For the first time in any major women's competition - world championship or Olympics - it will not be Canada vs. the U.S. in the final. Sweden, having never beaten either country, fell behind 2-0 against the Americans but fought back to tie 2-2, largely on the basis of a breathtaking goaltending exhibition by Kim Martin.

Both Swedish goals were scored by star forward Maria Rooth, and it was Rooth again in the shootout who ripped a wrist shot past Chanda Gunn in the U.S. net to send her country into the gold medal game on Monday.

It was an upset perhaps even greater than that of the 1980 Miracle on Ice in Lake Placid when the U.S. men upset the mighty Russians, for that had happened before.

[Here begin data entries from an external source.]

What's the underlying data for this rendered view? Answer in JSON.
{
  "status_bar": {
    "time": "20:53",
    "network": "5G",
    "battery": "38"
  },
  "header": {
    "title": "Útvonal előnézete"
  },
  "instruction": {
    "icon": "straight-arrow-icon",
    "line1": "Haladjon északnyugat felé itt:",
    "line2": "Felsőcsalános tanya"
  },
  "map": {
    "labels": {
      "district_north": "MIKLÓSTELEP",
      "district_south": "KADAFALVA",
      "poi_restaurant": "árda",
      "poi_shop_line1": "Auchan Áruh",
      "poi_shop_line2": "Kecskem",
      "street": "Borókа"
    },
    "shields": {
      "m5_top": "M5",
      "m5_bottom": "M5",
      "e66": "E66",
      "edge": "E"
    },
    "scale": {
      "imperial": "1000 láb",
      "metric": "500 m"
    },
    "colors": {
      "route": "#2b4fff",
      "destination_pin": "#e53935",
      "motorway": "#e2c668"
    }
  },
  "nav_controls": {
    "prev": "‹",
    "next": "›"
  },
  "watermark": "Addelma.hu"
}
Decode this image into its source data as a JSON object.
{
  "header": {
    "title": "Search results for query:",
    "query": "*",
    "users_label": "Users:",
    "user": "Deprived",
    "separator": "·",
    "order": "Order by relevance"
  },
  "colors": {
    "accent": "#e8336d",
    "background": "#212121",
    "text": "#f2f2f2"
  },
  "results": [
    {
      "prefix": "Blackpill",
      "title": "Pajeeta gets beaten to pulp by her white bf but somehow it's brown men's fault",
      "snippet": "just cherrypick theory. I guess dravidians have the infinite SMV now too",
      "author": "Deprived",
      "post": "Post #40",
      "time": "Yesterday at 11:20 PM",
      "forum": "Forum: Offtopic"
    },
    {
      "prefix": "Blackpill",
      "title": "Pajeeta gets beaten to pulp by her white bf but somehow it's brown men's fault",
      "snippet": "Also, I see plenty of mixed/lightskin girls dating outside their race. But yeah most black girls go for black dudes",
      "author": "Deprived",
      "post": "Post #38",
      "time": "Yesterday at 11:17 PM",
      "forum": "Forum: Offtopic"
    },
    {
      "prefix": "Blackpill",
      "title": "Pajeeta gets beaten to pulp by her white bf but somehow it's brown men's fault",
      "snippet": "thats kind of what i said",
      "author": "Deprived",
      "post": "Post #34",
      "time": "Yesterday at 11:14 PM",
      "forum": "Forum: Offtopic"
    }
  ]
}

In fact, the Americans had been Olympic champions at Squaw Valley in 1960.

WaPo: U.S. Women on a Cold Spell at Olympics
Hockey Team's Shocking Loss to Sweden Is Latest Disappointment

Since the first women's hockey world championships in 1990, the United States had faced Sweden 25 times in various competitions. Twenty-five times, the Swedes lost.

The Americans' record against teams other than Canada was 102 wins, two ties -- both with Finland -- and no losses. The talk at the women's tournament all week centered around that inevitable Canada-U.S. matchup for the gold. Sweden, in fact, lost 8-1 to Canada earlier in the competition. There had never been another matchup in a world championship or Olympic final, and some observers had grown critical of women's hockey as a sport because it seemed just two teams could win.

"It's always Canada and the U.S. in the final," Swedish goalie Kim Martin said.

That has changed now, in large part because Martin was in net for the Swedes. Four years ago, when she was all of 15, she led Sweden to the bronze medal -- behind, of course, Canada, which took the gold, and the United States -- at the Salt Lake City Olympics. On Friday she was steady and stellar, the primary reason Sweden was able to withstand 39 shots from the Americans and still finish regulation time tied at two goals apiece.

1 comment:

biscuit said...

AMEN to everything you've said about ben smith..
did you see the comments today that Tricia Dunn-Luoma made today about Smith.. Amazing!
I hope that they are smart and hire Cammi on to be the new head coach!
peace out hockey fan!